For every entry that follows, return the words exactly and omit any picture.

============================================================

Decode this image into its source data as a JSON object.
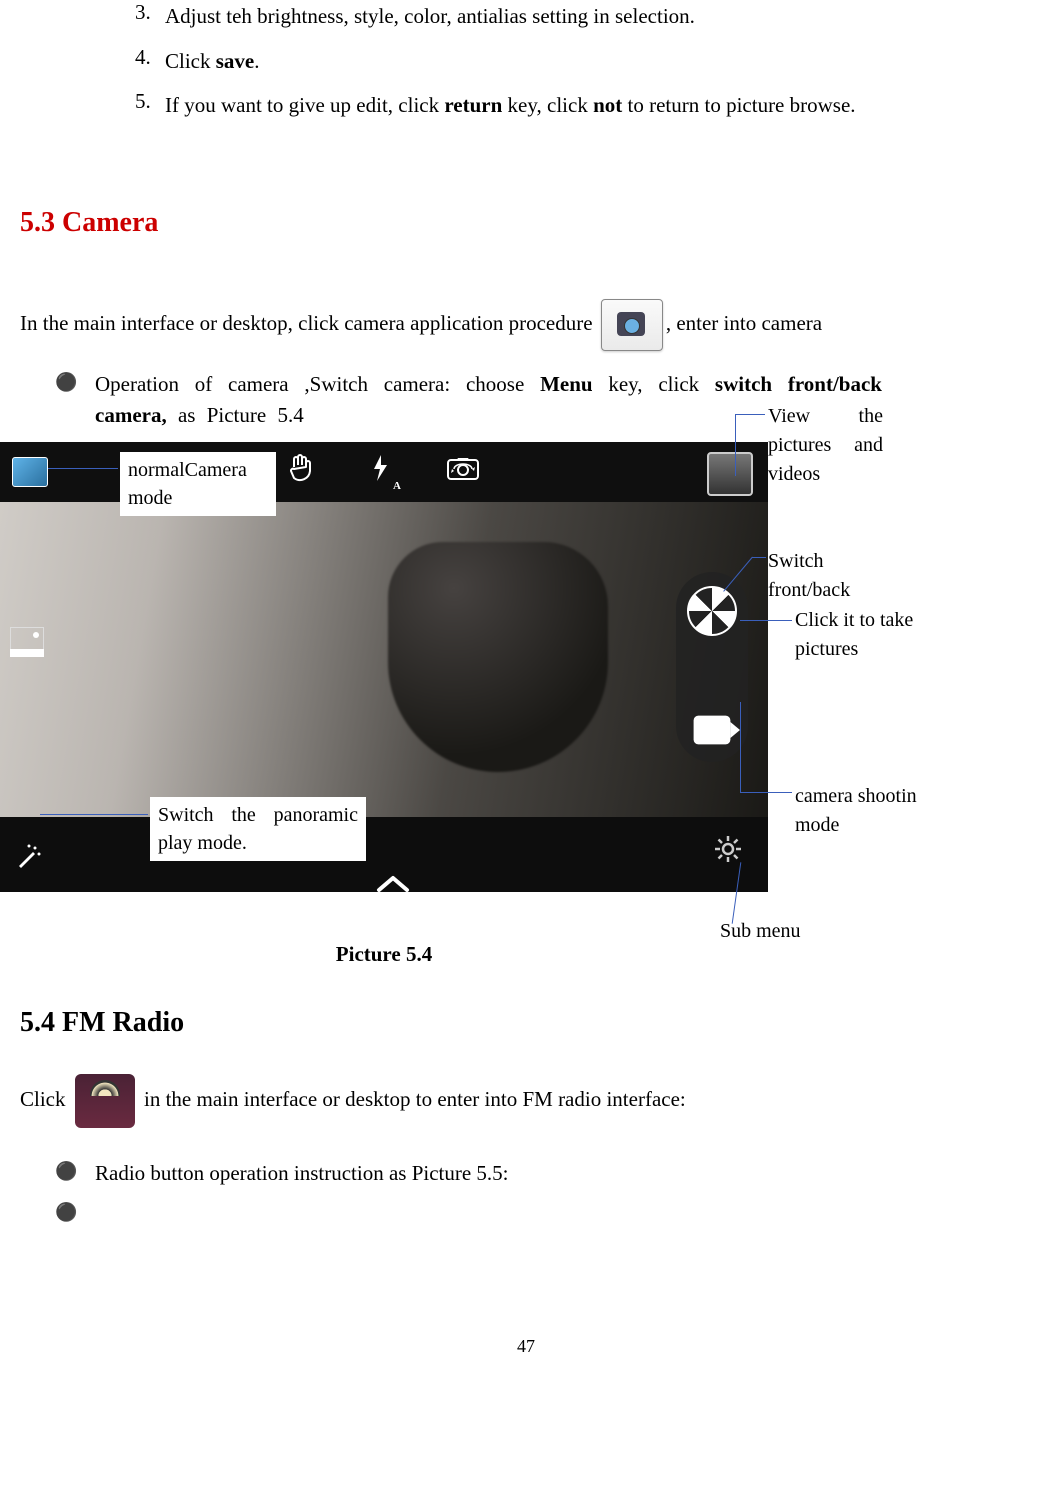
{
  "steps": [
    {
      "num": "3.",
      "text_before": "Adjust teh brightness, style, color, antialias setting in selection.",
      "bold1": "",
      "mid": "",
      "bold2": "",
      "after": ""
    },
    {
      "num": "4.",
      "text_before": "Click ",
      "bold1": "save",
      "mid": ".",
      "bold2": "",
      "after": ""
    },
    {
      "num": "5.",
      "text_before": "If you want to give up edit, click ",
      "bold1": "return",
      "mid": " key, click ",
      "bold2": "not",
      "after": " to return to picture browse."
    }
  ],
  "section_camera": "5.3 Camera",
  "camera_intro_before": "In the main interface or desktop, click camera application procedure",
  "camera_intro_after": ",  enter into camera",
  "camera_bullet_before": "Operation of camera ,Switch camera: choose ",
  "camera_bullet_bold1": "Menu",
  "camera_bullet_mid": " key, click ",
  "camera_bullet_bold2": "switch front/back camera,",
  "camera_bullet_after": " as Picture 5.4",
  "ann": {
    "normal": "normalCamera mode",
    "panoramic": "Switch the panoramic play mode.",
    "view": "View the pictures and videos",
    "switchfb": "Switch front/back",
    "take": "Click it to take pictures",
    "shootin": "camera shootin mode",
    "submenu": "Sub menu"
  },
  "caption": "Picture 5.4",
  "section_radio": "5.4 FM Radio",
  "radio_before": "Click ",
  "radio_after": " in the main interface or desktop to enter into FM radio interface:",
  "radio_bullet": "Radio button operation instruction as Picture 5.5:",
  "page_number": "47"
}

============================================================

Result for this exercise ->
Decode this image into its source data as a JSON object.
{
  "steps": [
    {
      "num": "3.",
      "text_before": "Adjust teh brightness, style, color, antialias setting in selection.",
      "bold1": "",
      "mid": "",
      "bold2": "",
      "after": ""
    },
    {
      "num": "4.",
      "text_before": "Click ",
      "bold1": "save",
      "mid": ".",
      "bold2": "",
      "after": ""
    },
    {
      "num": "5.",
      "text_before": "If you want to give up edit, click ",
      "bold1": "return",
      "mid": " key, click ",
      "bold2": "not",
      "after": " to return to picture browse."
    }
  ],
  "section_camera": "5.3 Camera",
  "camera_intro_before": "In the main interface or desktop, click camera application procedure",
  "camera_intro_after": ",  enter into camera",
  "camera_bullet_before": "Operation of camera ,Switch camera: choose ",
  "camera_bullet_bold1": "Menu",
  "camera_bullet_mid": " key, click ",
  "camera_bullet_bold2": "switch front/back camera,",
  "camera_bullet_after": " as Picture 5.4",
  "ann": {
    "normal": "normalCamera mode",
    "panoramic": "Switch the panoramic play mode.",
    "view": "View the pictures and videos",
    "switchfb": "Switch front/back",
    "take": "Click it to take pictures",
    "shootin": "camera shootin mode",
    "submenu": "Sub menu"
  },
  "caption": "Picture 5.4",
  "section_radio": "5.4 FM Radio",
  "radio_before": "Click ",
  "radio_after": " in the main interface or desktop to enter into FM radio interface:",
  "radio_bullet": "Radio button operation instruction as Picture 5.5:",
  "page_number": "47"
}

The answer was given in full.